The United States has asked opposition leader Raila Odinga to call off the planned swearing in ceremony on Tuesday next week.
Principal Deputy assistant Secretary at the US government's Bureau of African Affairs Donald Yamamoto on Tuesday cautioned that the move would only serve to further polarise the country.
He spoke during a meeting with Mr Odinga, Nasa principals Musalia Mudavadi, Moses Wetang'ula and Makueni Governor Kivutha Kibwana representing Wiper leader Kalonzo Musyoka, who is away.
A source who attended the meeting told Nation that in return, the envoy undertook to bring President Uhuru Kenyatta's Jubilee to the negotiating table in order to agree with the opposition on how to get out of the impasse.
"Uhuru may have been sworn in but most parts of the country do not recognise his authority because he was fraudulently elected. It against this backdrop that we are seeking justice," said the source.
The meeting at US Ambassador Robert Godec's residence was not without tacit threat to the parties, especially those who may not support the push for dialogue. Mr Yamamoto is said to have indicated that defiant individuals may face unspecified sanctions from President Donald Trump's administration.
US is not new to such talks in the country as it was instrumental in brokering truce that eventually ushered in a coalition government following the 2007/2008 post-election violence.

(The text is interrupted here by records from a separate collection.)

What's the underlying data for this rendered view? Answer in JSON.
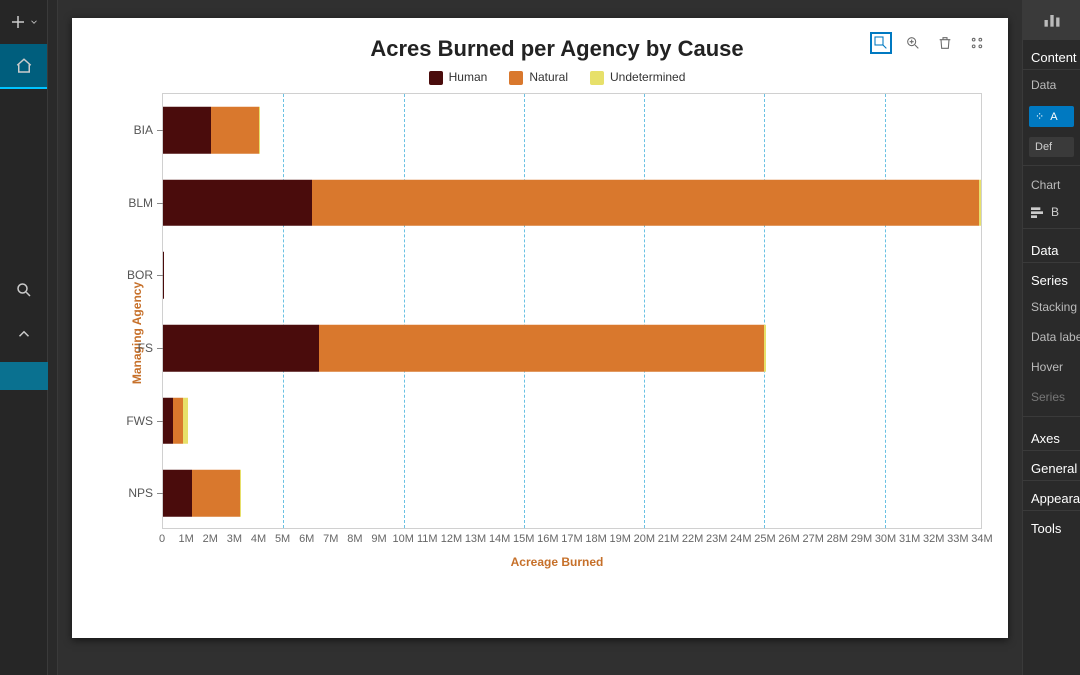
{
  "colors": {
    "human": "#4a0c0c",
    "natural": "#d9782d",
    "undetermined": "#e7e06a",
    "accent": "#0079c1"
  },
  "chart_data": {
    "type": "bar",
    "orientation": "horizontal",
    "stacked": true,
    "title": "Acres Burned per Agency by Cause",
    "xlabel": "Acreage Burned",
    "ylabel": "Managing Agency",
    "xlim": [
      0,
      34000000
    ],
    "xgrid_interval": 5000000,
    "categories": [
      "BIA",
      "BLM",
      "BOR",
      "FS",
      "FWS",
      "NPS"
    ],
    "series": [
      {
        "name": "Human",
        "color": "#4a0c0c",
        "values": [
          2000000,
          6200000,
          5000,
          6500000,
          400000,
          1200000
        ]
      },
      {
        "name": "Natural",
        "color": "#d9782d",
        "values": [
          2000000,
          27800000,
          3000,
          18500000,
          450000,
          2000000
        ]
      },
      {
        "name": "Undetermined",
        "color": "#e7e06a",
        "values": [
          20000,
          100000,
          0,
          50000,
          200000,
          40000
        ]
      }
    ],
    "xticks": [
      0,
      1000000,
      2000000,
      3000000,
      4000000,
      5000000,
      6000000,
      7000000,
      8000000,
      9000000,
      10000000,
      11000000,
      12000000,
      13000000,
      14000000,
      15000000,
      16000000,
      17000000,
      18000000,
      19000000,
      20000000,
      21000000,
      22000000,
      23000000,
      24000000,
      25000000,
      26000000,
      27000000,
      28000000,
      29000000,
      30000000,
      31000000,
      32000000,
      33000000,
      34000000
    ],
    "xtick_labels": [
      "0",
      "1M",
      "2M",
      "3M",
      "4M",
      "5M",
      "6M",
      "7M",
      "8M",
      "9M",
      "10M",
      "11M",
      "12M",
      "13M",
      "14M",
      "15M",
      "16M",
      "17M",
      "18M",
      "19M",
      "20M",
      "21M",
      "22M",
      "23M",
      "24M",
      "25M",
      "26M",
      "27M",
      "28M",
      "29M",
      "30M",
      "31M",
      "32M",
      "33M",
      "34M"
    ]
  },
  "right_panel": {
    "header_tab": "Chart",
    "content_label": "Content",
    "data_header": "Data",
    "chip_text": "A",
    "definition_label": "Def",
    "chart_header": "Chart",
    "chart_type_label": "B",
    "data_section": "Data",
    "series_section": "Series",
    "stacking_label": "Stacking",
    "data_labels_label": "Data labels",
    "hover_label": "Hover",
    "series_line": "Series",
    "axes_section": "Axes",
    "general_section": "General",
    "appearance_section": "Appearance",
    "tools_section": "Tools"
  },
  "left_toolbar": {
    "add_label": "Add",
    "home_label": "Home",
    "search_label": "Search",
    "collapse_label": "Collapse"
  },
  "chart_toolbar": {
    "select_label": "Selection",
    "zoom_label": "Zoom",
    "clear_label": "Clear selection",
    "grid_label": "Switch view"
  }
}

Mr Odinga's coalition has refused to acknowledge Mr Kenyatta as the duly elected President. At the meeting, Nasa reportedly insisted that any form of dialogue with Jubilee must entail electoral reforms with a view to laying a roadmap for another election, a stance President Kenyatta has dismissed.
The President holds that the campaign period is over and that it is high time the country focuses on development.
Mr Yamamoto is expected to meet President Kenyatta in his push to initiate dialogue, and perhaps meet Nasa again afterwards.
The new development comes after the US and United Kingdom governments congratulated President Kenyatta and his deputy William Ruto on their inauguration for the second term. But they called for national dialogue to heal the country following a prolonged period of violent protests that threatened to plunge it into a political crisis.
"As part of the process of addressing these tensions and strengthening institutions, we urge Kenyans to join together to hold an immediate, sustained and open national conversation to heal divisions between communities," US State Department spokesperson Heather Nauert said.
The UK government said all Kenyans should recognise the significance of dialogue and healing after months of divisive politics.
The message was delivered by British Minister for Africa Rory Stewart, who attended the swearing-in ceremony. "I hope all Kenyans will recognise the need for national dialogue and healing," Stewart said.